* Input for this task:
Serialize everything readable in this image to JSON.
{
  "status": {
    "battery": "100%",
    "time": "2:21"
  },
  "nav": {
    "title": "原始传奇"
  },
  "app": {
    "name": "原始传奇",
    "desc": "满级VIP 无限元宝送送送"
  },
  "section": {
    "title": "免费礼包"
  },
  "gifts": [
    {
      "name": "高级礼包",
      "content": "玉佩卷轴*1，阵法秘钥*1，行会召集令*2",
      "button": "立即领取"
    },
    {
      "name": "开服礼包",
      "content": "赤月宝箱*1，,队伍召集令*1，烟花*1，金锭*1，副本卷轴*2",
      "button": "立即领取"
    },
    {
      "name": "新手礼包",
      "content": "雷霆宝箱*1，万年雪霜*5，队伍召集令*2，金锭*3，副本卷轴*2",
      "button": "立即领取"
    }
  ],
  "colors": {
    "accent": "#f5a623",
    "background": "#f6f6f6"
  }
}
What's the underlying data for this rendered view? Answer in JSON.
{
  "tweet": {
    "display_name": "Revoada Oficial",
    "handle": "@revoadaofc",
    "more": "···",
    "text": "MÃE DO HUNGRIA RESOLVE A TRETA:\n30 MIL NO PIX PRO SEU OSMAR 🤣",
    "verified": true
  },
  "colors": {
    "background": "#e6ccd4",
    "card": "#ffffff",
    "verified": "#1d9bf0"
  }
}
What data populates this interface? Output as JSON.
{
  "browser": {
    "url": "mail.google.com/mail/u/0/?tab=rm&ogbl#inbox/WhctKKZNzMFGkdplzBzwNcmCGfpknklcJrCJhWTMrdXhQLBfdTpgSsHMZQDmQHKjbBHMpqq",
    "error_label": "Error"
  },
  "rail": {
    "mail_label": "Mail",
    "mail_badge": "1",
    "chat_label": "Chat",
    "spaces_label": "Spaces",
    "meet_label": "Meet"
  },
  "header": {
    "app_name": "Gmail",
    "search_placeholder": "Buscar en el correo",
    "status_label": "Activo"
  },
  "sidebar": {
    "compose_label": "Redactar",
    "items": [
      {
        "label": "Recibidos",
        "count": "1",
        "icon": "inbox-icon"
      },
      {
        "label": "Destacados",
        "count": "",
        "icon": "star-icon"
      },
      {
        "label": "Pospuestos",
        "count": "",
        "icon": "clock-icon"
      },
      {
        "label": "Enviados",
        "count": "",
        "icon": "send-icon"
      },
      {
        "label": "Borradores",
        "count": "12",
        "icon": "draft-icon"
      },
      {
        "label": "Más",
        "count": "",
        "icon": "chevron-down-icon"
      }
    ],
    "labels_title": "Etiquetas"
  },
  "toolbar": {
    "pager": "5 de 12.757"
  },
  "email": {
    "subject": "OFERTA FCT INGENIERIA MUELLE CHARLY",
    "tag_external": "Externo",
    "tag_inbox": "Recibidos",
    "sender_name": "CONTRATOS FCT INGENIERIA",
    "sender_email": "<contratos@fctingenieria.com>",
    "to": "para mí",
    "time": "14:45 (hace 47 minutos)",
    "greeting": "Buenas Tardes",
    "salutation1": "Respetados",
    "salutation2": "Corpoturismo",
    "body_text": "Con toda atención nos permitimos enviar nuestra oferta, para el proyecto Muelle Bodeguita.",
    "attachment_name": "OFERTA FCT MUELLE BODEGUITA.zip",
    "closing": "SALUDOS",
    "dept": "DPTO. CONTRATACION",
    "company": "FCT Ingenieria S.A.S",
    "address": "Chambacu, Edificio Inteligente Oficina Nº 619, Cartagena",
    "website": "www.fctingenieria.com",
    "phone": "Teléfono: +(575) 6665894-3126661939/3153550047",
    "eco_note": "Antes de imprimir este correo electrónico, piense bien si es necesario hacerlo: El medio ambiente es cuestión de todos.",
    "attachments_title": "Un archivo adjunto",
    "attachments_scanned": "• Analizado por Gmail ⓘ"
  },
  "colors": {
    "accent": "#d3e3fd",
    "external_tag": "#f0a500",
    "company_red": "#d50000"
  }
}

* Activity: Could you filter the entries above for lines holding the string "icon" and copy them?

* Completed exercise:
        "icon": "inbox-icon"
        "icon": "star-icon"
        "icon": "clock-icon"
        "icon": "send-icon"
        "icon": "draft-icon"
        "icon": "chevron-down-icon"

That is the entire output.